[YOUR OBJECTIVE] Could you filter the records below and return each line that holds "kind"?

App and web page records
☆ ☆ ☆
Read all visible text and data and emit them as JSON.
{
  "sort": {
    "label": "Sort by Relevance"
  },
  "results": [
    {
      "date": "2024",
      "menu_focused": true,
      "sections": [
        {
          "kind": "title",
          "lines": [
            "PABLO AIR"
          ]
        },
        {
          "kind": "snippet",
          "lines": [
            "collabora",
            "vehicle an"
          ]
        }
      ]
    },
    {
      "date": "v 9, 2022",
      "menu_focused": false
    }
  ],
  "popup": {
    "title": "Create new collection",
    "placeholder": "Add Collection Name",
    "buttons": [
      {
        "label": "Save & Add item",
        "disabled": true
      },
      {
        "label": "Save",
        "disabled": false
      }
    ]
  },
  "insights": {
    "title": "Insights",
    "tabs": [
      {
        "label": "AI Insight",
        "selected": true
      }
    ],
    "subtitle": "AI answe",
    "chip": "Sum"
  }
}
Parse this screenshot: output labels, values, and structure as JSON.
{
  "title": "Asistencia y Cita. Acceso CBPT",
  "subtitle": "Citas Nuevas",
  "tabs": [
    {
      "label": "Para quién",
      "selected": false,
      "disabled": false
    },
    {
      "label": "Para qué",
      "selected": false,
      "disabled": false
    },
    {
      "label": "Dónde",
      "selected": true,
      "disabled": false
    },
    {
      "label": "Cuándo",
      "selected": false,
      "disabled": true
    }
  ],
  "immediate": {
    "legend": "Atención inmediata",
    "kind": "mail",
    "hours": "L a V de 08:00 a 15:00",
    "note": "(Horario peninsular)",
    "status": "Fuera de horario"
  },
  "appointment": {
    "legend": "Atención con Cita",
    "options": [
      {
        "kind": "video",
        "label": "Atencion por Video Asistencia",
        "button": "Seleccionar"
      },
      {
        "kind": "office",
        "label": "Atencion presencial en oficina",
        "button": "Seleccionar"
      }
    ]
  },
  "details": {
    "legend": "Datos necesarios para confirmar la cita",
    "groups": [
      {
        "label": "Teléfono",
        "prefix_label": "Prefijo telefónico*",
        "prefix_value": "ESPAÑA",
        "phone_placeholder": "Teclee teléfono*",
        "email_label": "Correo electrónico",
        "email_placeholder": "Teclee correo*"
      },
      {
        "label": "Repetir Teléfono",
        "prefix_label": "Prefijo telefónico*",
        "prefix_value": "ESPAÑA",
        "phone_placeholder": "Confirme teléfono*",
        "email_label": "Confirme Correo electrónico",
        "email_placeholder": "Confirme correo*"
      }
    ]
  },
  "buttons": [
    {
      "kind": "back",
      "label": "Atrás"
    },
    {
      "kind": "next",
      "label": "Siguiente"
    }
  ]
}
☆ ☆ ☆
[EXPECTED ANSWER]
          "kind": "title",
          "kind": "snippet",
    "kind": "mail",
        "kind": "video",
        "kind": "office",
      "kind": "back",
      "kind": "next",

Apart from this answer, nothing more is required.